Nature edition on autism spectrum disorders

An edition of the science journal, Nature, focuses on autism (click here).

The edition includes ...

Editorial

The mind’s tangled web.

Efforts to elucidate how genes and the environment shape the development of autism, although making progress, still fall far short of their goal.

Features

Special issue on neuroscience: The autism enigma

Diagnoses and research funding are rising, but much about autism remains a puzzle. Nature seeks some truths.
The prevalence puzzle: Autism counts

Shifting diagnoses and heightened awareness explain only part of the apparent rise in autism. Scientists are struggling to explain the rest.
Karen Weintraub
Scientists and autism: When geeks meet

Psychologist Simon Baron-Cohen thinks scientists and engineers could be more likely to have a child with autism. Some researchers say the proof isn't there.
Lizzie Buchen
Autism's fight for facts: A voice for science

Convinced by the evidence that vaccines do not cause autism, Alison Singer started a research foundation that pledges to put science first.
Meredith Wadman

Comment

Changing perceptions: The power of autism

Recent data — and personal experience — suggest that autism can be an advantage in some spheres, including science, says Laurent Mottron.

Comments

Scientists must stop emphasizing autistics' shortcomings

We must stop considering the different brain structure of autistic individuals to be a deficiency, as research reveals that many autistics – not just “savants” – have qualities and abilities that may exceed those of people who do not have the condition, according to a provocative article published today in Nature by Dr. Laurent Mottron at the University of Montreal's Centre for Excellence in Pervasive Development Disorders. “Recent data and my own personal experience suggest it's time to start thinking of autism as an advantage in some spheres, not a cross to bear,” Mottron said.

Mottron's research team has strongly established and replicated the abilities and sometimes superiorities of autistics in multiple cognitive operations such as perception and reasoning, as have others. His group includes several autistics, and one of them, Michelle Dawson, is a particular success. Dawson makes major contributions to our understanding of the condition through her work and her judgment. “Michelle challenged my scientific perception of autism,” Mottron explained. Dawson's insight is the interpretation of autistic strengths as the manifestation of authentic intelligence rather than a kind of trick of the brain that allows them to mindlessly perform intelligent tasks. “It's amazing to me that for decades scientists have estimated the magnitude of mental retardation based on the administration of inappropriate tests, and on the misinterpretation of autistic strengths,” Mottron added.

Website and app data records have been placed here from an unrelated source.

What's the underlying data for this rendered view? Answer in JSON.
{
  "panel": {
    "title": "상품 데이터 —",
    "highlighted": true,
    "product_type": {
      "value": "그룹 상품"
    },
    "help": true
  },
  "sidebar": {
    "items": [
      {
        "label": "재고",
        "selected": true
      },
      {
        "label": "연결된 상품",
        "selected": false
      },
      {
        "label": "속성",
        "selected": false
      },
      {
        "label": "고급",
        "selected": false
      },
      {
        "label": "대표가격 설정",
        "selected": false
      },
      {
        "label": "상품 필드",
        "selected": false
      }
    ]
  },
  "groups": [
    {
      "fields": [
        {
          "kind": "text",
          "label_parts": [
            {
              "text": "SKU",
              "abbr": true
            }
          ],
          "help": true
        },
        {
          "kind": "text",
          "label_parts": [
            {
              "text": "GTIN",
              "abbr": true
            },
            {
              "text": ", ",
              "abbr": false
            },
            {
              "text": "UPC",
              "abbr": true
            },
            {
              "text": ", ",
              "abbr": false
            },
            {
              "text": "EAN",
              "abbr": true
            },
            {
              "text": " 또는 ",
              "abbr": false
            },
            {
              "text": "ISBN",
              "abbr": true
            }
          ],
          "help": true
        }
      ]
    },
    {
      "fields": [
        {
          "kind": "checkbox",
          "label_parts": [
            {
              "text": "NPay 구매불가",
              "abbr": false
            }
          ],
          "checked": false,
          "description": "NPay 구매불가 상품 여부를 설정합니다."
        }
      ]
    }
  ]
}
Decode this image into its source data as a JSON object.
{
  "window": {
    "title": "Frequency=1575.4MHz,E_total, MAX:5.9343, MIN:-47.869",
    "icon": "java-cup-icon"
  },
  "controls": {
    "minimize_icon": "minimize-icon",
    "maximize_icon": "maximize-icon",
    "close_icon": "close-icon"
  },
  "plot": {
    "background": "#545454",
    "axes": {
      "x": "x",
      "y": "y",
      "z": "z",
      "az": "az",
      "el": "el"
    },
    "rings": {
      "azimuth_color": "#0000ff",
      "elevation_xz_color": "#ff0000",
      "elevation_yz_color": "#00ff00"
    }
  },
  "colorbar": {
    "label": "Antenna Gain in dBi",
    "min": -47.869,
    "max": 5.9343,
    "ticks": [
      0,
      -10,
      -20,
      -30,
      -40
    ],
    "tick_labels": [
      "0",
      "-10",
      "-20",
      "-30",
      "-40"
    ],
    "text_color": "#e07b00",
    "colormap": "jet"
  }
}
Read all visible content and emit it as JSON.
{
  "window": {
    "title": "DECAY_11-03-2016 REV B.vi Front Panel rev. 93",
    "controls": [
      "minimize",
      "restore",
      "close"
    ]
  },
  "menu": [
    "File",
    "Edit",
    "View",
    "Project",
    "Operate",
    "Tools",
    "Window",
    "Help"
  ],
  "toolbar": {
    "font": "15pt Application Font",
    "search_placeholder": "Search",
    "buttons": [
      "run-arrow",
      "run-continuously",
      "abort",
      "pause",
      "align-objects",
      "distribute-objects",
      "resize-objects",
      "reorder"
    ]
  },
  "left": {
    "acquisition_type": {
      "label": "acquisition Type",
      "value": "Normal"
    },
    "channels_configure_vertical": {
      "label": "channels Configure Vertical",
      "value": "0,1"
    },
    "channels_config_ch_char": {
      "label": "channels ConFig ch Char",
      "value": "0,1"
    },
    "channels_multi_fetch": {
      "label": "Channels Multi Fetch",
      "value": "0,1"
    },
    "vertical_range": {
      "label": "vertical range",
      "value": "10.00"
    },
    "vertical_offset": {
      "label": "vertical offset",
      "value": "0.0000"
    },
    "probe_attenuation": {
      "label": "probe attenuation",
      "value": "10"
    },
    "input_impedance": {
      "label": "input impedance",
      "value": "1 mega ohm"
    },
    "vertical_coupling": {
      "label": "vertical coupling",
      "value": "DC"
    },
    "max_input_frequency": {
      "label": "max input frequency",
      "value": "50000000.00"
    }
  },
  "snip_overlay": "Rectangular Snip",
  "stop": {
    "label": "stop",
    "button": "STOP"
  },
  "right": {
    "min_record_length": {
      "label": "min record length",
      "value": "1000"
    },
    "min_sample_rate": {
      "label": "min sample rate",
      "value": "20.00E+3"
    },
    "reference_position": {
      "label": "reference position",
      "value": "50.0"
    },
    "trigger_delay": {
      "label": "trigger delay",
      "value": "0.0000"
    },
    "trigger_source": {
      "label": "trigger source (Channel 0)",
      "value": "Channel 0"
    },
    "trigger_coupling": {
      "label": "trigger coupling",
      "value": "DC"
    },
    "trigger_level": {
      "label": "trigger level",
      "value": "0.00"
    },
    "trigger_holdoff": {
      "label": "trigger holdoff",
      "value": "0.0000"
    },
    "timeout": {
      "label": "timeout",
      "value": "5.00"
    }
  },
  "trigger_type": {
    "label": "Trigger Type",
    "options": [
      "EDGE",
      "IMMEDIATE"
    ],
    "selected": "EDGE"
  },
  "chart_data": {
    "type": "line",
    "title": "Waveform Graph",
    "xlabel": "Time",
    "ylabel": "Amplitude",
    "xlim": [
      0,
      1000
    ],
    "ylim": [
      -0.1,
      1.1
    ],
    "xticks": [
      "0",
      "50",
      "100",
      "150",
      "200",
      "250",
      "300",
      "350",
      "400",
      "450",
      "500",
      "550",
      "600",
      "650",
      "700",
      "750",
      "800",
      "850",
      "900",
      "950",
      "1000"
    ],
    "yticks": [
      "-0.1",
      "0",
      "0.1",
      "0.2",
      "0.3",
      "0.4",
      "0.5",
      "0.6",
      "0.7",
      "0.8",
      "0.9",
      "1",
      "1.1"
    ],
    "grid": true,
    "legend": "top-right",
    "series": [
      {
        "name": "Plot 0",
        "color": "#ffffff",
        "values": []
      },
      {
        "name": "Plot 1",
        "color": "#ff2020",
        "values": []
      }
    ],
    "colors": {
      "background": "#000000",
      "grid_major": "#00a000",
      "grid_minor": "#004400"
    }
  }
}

“We coined a word for that: normocentrism, meaning the preconception you have that if you do or are something, it is normal, and if autistic do or have it, it is abnormal,” Mottron said. He points out that there's a strong motivation for this perception, as it is the standard rhetoric of fund raising and grant applications, but that it comes at a cost in terms of how autistics are designated in social discourse. “While state and nonprofit funding is important for advancing our understanding of the condition, it's exceptional that these tools are used to work towards goals identified by the autistic community itself,” Mottron said, lamenting the fact that many autistics end up working repetitive, menial jobs, despite their intelligence and aptitude to make much more significant contributions to society. “Dawson and other autistic individuals have convinced me that, in many instances, people with autism need more than anything opportunities, frequently support, but rarely treatment,” Mottron said. “As a result, my lab and others believe autism should be described and investigated as an accepted variant within human species, not as a defect to be suppressed.”

Laurent Mottron's article claims that science should do its part to bring back autistics as members of the human community. His paper goes into more detail about the specific abilities of some autistic individuals, provides a range of real world examples, and offers some personal insights into his collaborations with Michelle Dawson.

About Dr. Laurent Mottron
Dr. Laurent Mottron, MD, PhD, is a professor at the University of Montreal's Department of Psychiatry and the director of the autism program at Rivière des Prairies Hospital (Montréal.) He also initiated the university's Centre for Excellence in Pervasive Development Disorders (CETEDUM.) The University of Montreal is known officially as Université de Montréal.

CETEDUM is based at the Université de Montréal's affiliated Rivière-des-Prairies Hospital and is part of the Fernand-Seguin Research Centre. Its full name in French is Centre d'Excellence en Troubles Envahissants du Développement de l'Université de Montréal.

from http://www.nouvelles.umontreal.ca/udem-news/news/20111102-scientists-mus...